Information security is a well established field of research that attempts to solve problems of unauthorized access to information. Tightly coupled with information security is the issue of intrusion detection. The goal of intrusion detection is to recognize when an unauthorized user attempts to access a protected resource, such as a computer system. The concept of trust as presented here focuses on the trustworthiness, or reliability, of information and information sources. Decision makers, or agents, can create judgments based on previous experience with other agents and by reputation information received from allied agents. These judgments, or trust assessments, are used to predict the behavior of other agents and analyze the trustworthiness, truthfulness, or quality of information. Research concepts have been developed within the trust community, and they are most commonly applied to multiagent systems research. This thesis attempts to show that trust research can be directly applied to security problems.
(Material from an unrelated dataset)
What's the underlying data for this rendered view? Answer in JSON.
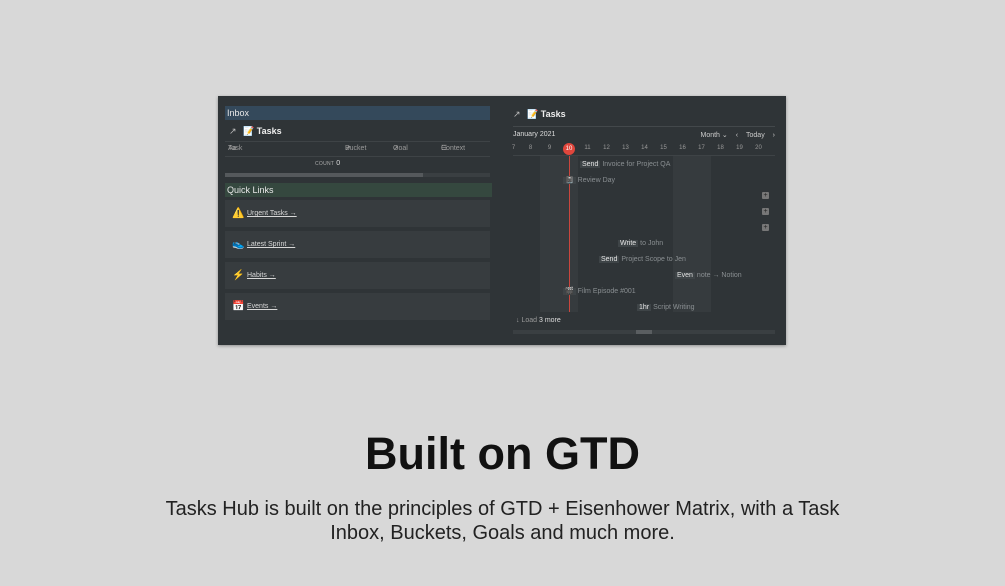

Modern trust concepts enforce soft security which can be applied in addition to conventional security methods to build a more robust secure system. This thesis examines two trust based techniques and demonstrates their basic effectiveness using empirical experimentation. These techniques are then applied in a case study drawn from a more robust domain concerning confidential message transmission. The benefits of applying trust-based techniques to secure a system are measurable, and the costs associated with such techniques are scalable to even the most resource constrained systems.

D. DeAngelis and K. S. Barber. Security Applications of Trust in Multi-Agent Systems. The University of Texas at Austin, Masters of Science in Engineering Thesis, Austin, TX; August, 2006; pp. 1-85.

For a more rigorous experimental description see:
Dave DeAngelis,
Jun 4, 2009, 12:57 PM